● Assignment:
Pull every line with "Dollar" from the data.
# # #
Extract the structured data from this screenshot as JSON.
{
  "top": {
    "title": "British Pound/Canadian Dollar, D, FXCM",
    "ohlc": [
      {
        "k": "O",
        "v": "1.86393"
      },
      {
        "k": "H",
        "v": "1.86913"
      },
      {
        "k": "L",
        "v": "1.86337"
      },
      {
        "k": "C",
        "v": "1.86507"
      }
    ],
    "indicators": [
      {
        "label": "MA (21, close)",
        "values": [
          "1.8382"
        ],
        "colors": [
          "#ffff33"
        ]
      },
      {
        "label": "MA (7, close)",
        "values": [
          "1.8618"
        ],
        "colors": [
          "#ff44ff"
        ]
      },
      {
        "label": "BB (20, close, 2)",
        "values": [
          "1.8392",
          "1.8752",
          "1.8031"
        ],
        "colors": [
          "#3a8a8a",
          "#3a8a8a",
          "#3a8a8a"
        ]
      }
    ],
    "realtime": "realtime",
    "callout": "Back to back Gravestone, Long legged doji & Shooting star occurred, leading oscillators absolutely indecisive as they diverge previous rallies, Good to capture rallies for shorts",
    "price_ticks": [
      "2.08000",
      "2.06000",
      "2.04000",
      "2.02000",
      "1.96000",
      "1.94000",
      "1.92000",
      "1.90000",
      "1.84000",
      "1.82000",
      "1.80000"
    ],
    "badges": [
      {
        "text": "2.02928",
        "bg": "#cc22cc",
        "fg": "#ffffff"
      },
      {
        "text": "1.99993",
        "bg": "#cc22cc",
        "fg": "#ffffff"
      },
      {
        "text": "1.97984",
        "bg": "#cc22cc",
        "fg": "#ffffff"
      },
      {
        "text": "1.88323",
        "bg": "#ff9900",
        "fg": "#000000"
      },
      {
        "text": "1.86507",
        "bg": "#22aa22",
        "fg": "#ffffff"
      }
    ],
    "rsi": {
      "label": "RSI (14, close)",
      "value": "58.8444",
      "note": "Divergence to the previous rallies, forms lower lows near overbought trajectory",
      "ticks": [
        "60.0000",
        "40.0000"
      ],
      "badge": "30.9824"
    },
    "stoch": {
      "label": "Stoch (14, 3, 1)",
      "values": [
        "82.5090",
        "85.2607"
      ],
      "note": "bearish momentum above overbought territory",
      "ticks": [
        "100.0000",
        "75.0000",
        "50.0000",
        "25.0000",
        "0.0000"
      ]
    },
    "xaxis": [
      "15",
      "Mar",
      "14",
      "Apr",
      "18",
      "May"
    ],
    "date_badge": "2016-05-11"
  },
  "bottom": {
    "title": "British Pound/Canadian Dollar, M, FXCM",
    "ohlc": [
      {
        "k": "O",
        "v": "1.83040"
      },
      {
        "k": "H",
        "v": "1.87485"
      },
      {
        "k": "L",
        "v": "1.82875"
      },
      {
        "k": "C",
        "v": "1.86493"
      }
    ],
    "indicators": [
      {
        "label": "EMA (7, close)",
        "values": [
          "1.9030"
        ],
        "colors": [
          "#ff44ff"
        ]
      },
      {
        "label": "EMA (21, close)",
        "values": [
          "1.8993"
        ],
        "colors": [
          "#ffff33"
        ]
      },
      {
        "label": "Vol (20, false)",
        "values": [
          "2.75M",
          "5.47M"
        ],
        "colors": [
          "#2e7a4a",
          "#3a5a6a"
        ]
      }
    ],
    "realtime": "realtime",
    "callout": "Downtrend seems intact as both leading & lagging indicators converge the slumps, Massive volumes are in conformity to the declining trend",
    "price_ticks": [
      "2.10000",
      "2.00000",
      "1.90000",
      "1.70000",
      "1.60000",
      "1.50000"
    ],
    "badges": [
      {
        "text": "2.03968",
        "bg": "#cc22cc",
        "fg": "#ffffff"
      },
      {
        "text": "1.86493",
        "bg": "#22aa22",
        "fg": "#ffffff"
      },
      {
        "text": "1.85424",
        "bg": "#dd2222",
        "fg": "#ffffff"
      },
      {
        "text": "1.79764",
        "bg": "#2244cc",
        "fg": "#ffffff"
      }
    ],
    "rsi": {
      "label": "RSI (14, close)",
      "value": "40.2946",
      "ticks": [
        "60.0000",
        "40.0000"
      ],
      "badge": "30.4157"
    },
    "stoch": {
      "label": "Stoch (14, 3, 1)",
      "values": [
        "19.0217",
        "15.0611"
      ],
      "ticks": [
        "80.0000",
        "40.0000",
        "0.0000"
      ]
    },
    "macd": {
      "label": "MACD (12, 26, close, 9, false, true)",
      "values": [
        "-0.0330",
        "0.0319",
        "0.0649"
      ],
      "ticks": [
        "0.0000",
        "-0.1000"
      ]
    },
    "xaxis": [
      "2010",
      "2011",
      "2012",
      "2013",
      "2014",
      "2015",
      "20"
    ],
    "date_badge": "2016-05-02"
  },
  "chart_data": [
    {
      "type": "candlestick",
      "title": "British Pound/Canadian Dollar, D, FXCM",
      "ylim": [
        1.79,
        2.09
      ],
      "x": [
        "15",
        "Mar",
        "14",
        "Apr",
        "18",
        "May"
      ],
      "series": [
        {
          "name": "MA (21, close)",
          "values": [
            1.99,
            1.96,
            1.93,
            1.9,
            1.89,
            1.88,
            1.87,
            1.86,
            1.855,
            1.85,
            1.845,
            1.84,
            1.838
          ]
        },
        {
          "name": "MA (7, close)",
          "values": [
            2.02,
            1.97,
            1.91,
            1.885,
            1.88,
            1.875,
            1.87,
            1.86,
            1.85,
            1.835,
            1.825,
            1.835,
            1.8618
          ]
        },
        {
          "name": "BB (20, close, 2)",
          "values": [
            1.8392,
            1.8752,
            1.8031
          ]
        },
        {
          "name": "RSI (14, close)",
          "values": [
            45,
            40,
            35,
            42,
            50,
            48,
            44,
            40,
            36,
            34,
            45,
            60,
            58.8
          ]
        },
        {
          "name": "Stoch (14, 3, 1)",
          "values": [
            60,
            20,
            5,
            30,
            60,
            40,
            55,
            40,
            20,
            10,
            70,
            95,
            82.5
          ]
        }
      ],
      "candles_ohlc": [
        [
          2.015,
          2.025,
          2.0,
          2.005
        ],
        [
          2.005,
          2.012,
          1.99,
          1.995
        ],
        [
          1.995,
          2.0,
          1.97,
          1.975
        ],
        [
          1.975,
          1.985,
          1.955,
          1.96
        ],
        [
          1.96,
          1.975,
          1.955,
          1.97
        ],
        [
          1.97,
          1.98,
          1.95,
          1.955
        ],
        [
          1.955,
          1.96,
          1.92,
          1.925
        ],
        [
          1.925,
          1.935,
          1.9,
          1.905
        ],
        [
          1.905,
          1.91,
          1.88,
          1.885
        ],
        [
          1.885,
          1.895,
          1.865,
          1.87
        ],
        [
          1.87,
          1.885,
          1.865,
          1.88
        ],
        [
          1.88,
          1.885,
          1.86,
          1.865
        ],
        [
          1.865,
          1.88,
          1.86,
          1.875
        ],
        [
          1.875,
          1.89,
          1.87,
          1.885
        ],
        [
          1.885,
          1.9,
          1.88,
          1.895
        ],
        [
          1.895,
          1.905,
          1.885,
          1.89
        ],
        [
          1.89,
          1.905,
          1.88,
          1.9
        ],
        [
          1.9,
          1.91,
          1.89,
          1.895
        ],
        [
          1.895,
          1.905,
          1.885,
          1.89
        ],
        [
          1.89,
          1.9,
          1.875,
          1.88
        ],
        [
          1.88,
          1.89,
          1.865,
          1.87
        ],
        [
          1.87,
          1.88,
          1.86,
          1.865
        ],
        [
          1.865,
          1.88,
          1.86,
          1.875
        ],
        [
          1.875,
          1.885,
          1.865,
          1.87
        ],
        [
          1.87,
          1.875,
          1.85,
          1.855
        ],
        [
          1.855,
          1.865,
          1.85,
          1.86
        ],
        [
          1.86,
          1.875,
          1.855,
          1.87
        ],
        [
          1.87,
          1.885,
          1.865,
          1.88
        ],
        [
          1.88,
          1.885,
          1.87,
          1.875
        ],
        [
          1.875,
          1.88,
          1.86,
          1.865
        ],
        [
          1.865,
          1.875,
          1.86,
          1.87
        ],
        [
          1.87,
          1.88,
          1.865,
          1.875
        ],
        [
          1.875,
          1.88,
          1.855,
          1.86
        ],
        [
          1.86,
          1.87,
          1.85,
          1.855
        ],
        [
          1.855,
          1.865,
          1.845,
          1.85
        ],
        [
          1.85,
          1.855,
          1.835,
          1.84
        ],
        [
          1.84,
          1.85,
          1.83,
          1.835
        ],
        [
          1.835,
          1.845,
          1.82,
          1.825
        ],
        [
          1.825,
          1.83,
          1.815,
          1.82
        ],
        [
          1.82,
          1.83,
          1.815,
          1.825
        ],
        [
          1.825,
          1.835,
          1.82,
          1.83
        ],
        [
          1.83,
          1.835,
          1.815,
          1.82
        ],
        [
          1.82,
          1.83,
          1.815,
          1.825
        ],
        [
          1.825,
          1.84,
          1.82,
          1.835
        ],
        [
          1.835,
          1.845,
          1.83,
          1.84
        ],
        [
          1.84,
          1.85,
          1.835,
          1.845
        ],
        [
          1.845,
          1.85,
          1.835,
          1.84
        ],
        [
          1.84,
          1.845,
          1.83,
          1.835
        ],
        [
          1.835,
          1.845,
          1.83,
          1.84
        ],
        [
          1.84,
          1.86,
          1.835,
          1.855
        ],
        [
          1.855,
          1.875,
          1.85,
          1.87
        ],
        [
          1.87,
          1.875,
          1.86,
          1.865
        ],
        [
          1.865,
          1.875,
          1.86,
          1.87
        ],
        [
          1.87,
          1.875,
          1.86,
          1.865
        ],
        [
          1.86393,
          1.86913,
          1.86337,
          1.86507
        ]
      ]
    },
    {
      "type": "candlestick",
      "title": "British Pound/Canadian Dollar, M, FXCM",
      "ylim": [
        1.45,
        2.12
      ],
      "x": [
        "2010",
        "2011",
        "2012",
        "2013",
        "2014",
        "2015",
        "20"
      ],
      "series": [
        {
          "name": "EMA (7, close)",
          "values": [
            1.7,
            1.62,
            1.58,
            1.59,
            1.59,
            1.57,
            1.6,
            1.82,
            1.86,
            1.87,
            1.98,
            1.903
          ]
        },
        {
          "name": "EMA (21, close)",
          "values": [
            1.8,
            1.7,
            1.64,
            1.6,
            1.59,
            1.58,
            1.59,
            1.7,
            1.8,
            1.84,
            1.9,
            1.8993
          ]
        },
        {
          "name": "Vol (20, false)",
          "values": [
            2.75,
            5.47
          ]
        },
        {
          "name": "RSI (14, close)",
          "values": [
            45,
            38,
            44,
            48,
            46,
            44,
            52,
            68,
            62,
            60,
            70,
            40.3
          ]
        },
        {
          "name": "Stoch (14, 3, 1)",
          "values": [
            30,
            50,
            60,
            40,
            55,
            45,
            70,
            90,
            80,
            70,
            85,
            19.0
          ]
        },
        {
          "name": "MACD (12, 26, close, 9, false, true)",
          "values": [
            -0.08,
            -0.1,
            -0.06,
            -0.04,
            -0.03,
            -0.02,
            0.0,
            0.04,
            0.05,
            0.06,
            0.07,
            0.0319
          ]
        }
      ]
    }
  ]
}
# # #
● Finished exercise:
    "title": "British Pound/Canadian Dollar, D, FXCM",
    "title": "British Pound/Canadian Dollar, M, FXCM",
      "title": "British Pound/Canadian Dollar, D, FXCM",
      "title": "British Pound/Canadian Dollar, M, FXCM",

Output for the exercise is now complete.